Page 69, eh? Well, I had my doubts , but I tried it on Dying on the Vine, and this is what I found:Learn more about the book and author at Aaron J. Elkins's website.threw a wry glance at Gideon. "Only now along comes the great Skeleton Detective with his gaga theories and screws up the works."My reaction: No, no, that's a terrible example of the book's flavor. The dialogue reads like a botched try at Elmore Leonard--cocky, streetwise, and cynical, not at all representative of Dying on the Vine.
"Whoa," said John, "that's the first time I ever heard anybody say that about you, Doc."
"Well, now, how exactly did I screw up the works, tell me that. All I did.—"
"All you did was tell us first she fell off the cliff and then she was shot."
"Well, I know that complicates things a little—"
Rocco snorted a laugh. "Nah, not really. This guy shoves his wife off a two-hundred-foot cliff, then he runs down and pops her one more, just in case a fall that broke every bone in her body didn't do the job. Then, instead of killing himself right there and making it easy on himself, he climbs all the way to the top again—this fifty-eight-year-old guy with bad lungs--so he can shoot himself right on the edge, the very same spot, and fall down on top of her. Oh, yeah, nothing wrong with that picture."
"Rocco, we're getting ahead of the story here.
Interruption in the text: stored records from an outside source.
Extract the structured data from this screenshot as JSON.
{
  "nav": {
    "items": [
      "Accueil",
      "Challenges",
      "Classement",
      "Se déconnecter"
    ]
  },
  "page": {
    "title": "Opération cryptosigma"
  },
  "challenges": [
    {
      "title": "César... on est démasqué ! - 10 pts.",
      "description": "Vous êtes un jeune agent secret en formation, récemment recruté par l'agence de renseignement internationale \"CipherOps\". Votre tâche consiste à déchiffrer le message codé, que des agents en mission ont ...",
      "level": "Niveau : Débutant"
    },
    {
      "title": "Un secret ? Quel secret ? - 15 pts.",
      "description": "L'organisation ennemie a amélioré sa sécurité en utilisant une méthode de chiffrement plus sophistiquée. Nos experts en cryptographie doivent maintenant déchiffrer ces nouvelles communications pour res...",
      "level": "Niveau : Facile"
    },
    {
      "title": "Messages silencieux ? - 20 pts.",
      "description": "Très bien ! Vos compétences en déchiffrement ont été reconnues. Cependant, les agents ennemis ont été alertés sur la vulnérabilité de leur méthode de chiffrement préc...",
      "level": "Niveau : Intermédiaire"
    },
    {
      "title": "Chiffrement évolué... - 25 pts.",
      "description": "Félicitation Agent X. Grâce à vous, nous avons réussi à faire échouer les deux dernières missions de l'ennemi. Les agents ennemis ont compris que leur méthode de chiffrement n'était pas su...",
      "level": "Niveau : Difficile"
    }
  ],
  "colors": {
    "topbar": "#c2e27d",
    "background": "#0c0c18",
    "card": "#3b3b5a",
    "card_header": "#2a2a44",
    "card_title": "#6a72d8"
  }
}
All I can tell you for sure is that she was alive when she fell off the cliff, which I know because—"
"Oh, yeah, I wondered when you were gonna get around to that," Rocco grumbled
"—because she was conscious when she fell, and if you're conscious, it's a pretty safe bet that you're alive."
"Conscious?" Rocco practically shouted. "Damn, Gideon . . ." When words failed him he just shook his head.
"Yes, conscious. Sure. You see—"
"Hold it, hold it, hold it. What hat did that get pulled out of? Don't you ever stop?
In other words, speaking as an old professor, I'm afraid I have to give an "F" to the page 69 test, at least in my case.
I thought I might defend myself by suggesting some other page instead, but I wanted to be fair, so I made a stab at keeping it random by moving away from 69 in ten-page chunks.
OK, 79: No, even worse, looks as if I'm showing off my infantile knowledge of languages, and one of the dialogue chunks is too long.
59: Nope, the humor is strained and the page doesn't "go" anywhere.
89: Hm, marginally better (i.e, more characteristic), but I'd hate for a potential reader to get the wrong idea from that clunky expository paragraph at the bottom. And if he or she turns the page, it drones on for yet another nine lines.
And so it went, until I gave up. Ladies and gentlemen, not only does page 69 fail to adequately represent either the over-all style of my book or its quality, none of the other pages do either.
What do I suggest, then, instead of this now-discredited one-page scan? Well, I recommend that you make your decision based on the flap copy (written by the publisher's publicity department), or the blurbs on the front and back (written by the author's friends).
You know you can trust those.
My Book, The Movie: Aaron Elkins' "Gideon Oliver" novels.
Writers Read: Aaron Elkins.